Then on the 6th of the month, if there are any late payers, I resend their invoices each day with the $5/day late fee added. That nearly always gets results, but if that doesn’t work after a week or so, I reach out to them to see what the issue is. At that point, I do stop work on their account until their bill is caught up.
5) Having a Contract is an Absolute MUST to Get Paid on Time
When I first started in my VA Business (hire me here), I didn’t use contracts and as a result, I rarely got paid on time. I knew contracts were important, but I didn’t really know how to set one up and I think I was a bit shy about asking a client to sign one. But you can’t be shy if you’re going to do well in business. So, I finally used my connections in some of my VA groups on Facebook to come up with a proper contract and customize it to my needs.
The funny thing is that rather than being a turn-off for potential clients, it seems to be a considerable reassurance for them. I have a simple but professional-looking contract and every client signs it with no argument at all.
A contract is so important to a good business relationship. You can definite so many expectations such as preferred communication, billing dates, late fees, your exit strategy, etc. That exit strategy has been especially helpful. I require clients to give at least 30 days notice if they want to terminate. Since I will usually schedule each client’s Pinterest pins for several weeks at a time, that keeps me from not getting paid for work I’ve completed.

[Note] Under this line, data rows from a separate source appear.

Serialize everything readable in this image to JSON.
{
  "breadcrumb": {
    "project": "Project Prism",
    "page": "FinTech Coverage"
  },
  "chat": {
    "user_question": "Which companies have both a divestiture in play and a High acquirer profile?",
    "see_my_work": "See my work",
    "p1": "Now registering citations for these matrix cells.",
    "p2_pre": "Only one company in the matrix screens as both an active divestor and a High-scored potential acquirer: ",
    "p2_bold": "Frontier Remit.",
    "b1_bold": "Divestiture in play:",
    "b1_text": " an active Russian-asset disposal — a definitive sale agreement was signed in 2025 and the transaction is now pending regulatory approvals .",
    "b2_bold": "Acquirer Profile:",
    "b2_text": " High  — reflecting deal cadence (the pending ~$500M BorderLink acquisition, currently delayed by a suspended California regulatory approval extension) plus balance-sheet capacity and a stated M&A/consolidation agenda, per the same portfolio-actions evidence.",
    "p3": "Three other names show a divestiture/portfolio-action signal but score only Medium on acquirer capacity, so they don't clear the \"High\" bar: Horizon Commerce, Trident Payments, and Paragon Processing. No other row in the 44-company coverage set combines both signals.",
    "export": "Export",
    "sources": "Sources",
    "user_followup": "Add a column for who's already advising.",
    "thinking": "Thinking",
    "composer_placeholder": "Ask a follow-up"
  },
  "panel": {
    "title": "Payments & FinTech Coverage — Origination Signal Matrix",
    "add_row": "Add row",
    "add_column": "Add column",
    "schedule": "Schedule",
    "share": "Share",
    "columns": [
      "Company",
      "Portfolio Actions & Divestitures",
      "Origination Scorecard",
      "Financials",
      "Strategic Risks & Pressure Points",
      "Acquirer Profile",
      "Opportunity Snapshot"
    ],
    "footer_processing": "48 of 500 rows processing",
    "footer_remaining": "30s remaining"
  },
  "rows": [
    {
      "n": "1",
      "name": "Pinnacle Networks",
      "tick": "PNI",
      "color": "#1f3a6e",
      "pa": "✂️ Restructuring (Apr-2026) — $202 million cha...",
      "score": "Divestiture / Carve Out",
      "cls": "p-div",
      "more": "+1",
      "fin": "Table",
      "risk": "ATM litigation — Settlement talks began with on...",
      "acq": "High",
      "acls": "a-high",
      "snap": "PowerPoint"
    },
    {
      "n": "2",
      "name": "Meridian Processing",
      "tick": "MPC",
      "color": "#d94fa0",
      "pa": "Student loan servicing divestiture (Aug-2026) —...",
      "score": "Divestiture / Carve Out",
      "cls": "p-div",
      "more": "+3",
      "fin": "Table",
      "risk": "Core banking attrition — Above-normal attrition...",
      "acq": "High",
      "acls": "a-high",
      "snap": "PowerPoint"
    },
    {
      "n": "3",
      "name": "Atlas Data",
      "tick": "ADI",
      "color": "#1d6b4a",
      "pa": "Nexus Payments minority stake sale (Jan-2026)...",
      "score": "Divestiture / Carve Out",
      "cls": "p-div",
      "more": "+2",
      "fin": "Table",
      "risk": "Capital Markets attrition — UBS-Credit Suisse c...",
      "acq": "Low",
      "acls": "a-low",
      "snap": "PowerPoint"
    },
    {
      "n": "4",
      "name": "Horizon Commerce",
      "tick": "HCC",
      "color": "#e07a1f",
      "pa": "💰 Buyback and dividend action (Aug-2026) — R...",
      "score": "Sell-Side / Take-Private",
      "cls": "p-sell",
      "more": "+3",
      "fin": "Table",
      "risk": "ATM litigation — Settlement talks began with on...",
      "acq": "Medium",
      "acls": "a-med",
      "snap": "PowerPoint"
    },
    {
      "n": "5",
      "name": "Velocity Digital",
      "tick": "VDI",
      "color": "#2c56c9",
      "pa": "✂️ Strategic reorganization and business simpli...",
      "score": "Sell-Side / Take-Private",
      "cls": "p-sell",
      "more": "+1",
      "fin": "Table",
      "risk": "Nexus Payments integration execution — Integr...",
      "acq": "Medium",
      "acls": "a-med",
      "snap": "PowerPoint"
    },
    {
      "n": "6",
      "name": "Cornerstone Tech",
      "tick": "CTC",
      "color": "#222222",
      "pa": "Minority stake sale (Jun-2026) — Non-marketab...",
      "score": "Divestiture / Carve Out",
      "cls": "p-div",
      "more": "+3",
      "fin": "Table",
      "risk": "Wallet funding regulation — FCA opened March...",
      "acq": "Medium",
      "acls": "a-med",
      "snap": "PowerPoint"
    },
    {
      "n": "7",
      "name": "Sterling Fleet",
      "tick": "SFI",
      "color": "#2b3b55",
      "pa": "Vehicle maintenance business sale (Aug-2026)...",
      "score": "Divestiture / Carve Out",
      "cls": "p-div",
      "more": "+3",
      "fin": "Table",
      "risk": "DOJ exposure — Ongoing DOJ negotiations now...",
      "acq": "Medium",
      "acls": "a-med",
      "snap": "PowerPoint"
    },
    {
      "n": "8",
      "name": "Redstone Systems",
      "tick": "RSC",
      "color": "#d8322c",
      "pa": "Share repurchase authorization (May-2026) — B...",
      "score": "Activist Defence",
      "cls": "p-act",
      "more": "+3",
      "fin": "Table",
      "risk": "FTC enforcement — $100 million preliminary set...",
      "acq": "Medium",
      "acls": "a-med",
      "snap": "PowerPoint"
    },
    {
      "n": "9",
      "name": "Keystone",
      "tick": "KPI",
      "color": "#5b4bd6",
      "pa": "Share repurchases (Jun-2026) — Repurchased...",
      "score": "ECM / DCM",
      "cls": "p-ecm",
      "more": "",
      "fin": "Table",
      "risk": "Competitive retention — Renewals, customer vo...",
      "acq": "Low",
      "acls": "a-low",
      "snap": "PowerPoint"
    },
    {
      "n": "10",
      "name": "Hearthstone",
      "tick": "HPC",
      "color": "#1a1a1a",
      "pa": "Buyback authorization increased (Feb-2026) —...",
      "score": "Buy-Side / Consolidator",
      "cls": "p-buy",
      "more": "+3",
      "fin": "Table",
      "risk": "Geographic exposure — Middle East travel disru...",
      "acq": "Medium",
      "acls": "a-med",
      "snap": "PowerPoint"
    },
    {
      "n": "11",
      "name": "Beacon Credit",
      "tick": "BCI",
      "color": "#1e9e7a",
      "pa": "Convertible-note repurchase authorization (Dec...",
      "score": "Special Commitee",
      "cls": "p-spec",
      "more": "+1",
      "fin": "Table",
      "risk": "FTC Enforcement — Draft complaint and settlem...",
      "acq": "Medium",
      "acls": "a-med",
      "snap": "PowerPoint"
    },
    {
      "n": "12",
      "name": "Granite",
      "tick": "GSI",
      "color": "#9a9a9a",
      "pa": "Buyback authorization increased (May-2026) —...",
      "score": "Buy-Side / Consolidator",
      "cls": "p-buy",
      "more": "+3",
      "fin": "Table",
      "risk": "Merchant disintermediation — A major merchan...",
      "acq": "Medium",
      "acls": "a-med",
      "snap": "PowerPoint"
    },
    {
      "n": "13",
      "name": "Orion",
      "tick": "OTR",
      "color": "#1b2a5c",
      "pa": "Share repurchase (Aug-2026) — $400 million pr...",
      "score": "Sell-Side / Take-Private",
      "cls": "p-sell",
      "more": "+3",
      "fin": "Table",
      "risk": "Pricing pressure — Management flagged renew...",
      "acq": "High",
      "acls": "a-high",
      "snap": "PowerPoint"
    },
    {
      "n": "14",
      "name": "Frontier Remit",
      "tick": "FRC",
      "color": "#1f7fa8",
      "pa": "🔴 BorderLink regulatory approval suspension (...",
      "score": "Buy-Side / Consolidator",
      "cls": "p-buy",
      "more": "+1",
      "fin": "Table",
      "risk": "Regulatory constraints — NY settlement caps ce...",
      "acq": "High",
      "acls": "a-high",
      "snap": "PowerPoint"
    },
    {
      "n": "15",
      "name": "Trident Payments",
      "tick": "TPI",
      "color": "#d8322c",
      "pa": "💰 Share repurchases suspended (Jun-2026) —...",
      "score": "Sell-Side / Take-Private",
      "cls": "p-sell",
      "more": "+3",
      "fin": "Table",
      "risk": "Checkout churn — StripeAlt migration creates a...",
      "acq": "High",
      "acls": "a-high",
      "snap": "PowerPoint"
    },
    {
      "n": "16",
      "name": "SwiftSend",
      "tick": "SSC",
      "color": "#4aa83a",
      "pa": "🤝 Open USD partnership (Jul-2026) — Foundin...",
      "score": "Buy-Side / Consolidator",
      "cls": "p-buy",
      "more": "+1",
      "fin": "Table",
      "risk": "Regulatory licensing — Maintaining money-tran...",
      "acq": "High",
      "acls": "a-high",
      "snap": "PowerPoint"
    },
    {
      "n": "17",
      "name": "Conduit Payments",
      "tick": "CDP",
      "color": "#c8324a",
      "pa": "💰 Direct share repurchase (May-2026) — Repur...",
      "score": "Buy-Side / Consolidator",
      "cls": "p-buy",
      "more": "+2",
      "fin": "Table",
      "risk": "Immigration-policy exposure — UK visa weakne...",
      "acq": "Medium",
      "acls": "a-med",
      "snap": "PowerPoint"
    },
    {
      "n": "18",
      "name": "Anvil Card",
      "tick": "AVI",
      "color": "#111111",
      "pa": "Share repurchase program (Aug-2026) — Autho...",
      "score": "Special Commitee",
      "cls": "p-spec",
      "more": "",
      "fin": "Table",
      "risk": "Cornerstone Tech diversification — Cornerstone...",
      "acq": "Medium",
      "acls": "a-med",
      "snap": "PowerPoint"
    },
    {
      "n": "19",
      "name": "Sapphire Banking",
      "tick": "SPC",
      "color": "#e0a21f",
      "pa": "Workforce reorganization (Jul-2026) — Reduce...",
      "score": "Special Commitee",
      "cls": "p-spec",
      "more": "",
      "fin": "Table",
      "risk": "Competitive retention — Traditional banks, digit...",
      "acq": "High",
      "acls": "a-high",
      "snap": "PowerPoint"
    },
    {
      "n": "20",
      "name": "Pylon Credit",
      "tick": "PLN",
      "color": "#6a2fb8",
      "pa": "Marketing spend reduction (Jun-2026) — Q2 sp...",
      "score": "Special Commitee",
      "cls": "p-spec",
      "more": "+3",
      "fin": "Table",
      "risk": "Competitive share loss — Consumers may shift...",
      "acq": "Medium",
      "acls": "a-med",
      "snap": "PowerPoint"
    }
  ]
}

A written contract ensures an added protection that a mere handshake could not give. I also have a clause in mine saying that they cannot sue me if something goes wrong with their account. Pinterest is a tricky beast and more than one account has been permanently shut down even if you’ve done everything right and taken every precaution. It’s never happened to one of my clients and I hope it never will, but I want to be prepared, just in case. So you want to figure in every kind of problem you could have and make sure it is included in your contract right from the beginning.
If you would like a professional contract template created by a lawyer, I have a link for one here – FREELANCER CONTRACT TEMPLATE. Note that this is an affiliate link and I will receive compensation at no cost to you if you choose to purchase it.
6) Maintain Good Communications with your Clients
If you do have a client that is a consistent slow payer or if you feel like you might be in danger of not getting paid, it’s important to reach out to your client. Even though it’s sometimes tempting to be angry or accusatory, that’s definitely the wrong way to go about it. Be professional and remember that you only know your part of the story. They may have had a family emergency or other circumstance beyond their control, so be kind and give them a chance to explain. Then you can come up with a solution that will be fair and agreeable to both parties.
However, if the client doesn’t respond after a week or so (ghosting you or choosing not to respond), then it’s time to be a bit more aggressive. If you have a signed contract, you can use legal means to defend it. You can send a letter from a lawyer or even start a suit in small claims court. I’ve never had to do that, because my clients usually are honest and pay up and the one time I was stiffed, it was a small amount, but I am prepared to do what is needed to protect my income stream. I really want to emphasize that the contract is the key to everything.
The time you would waste chasing around trying to collect bad debts could be used to work on more profitable projects. So choose your clients carefully, make your terms crystal clear through a written contract, and make it as easy as possible to get yourself paid on time. If a client is hesitant to sign a contract with you, they may not be a client worth having. Following these guidelines will make your life so much easier and your business much more profitable with a predictable cash flow.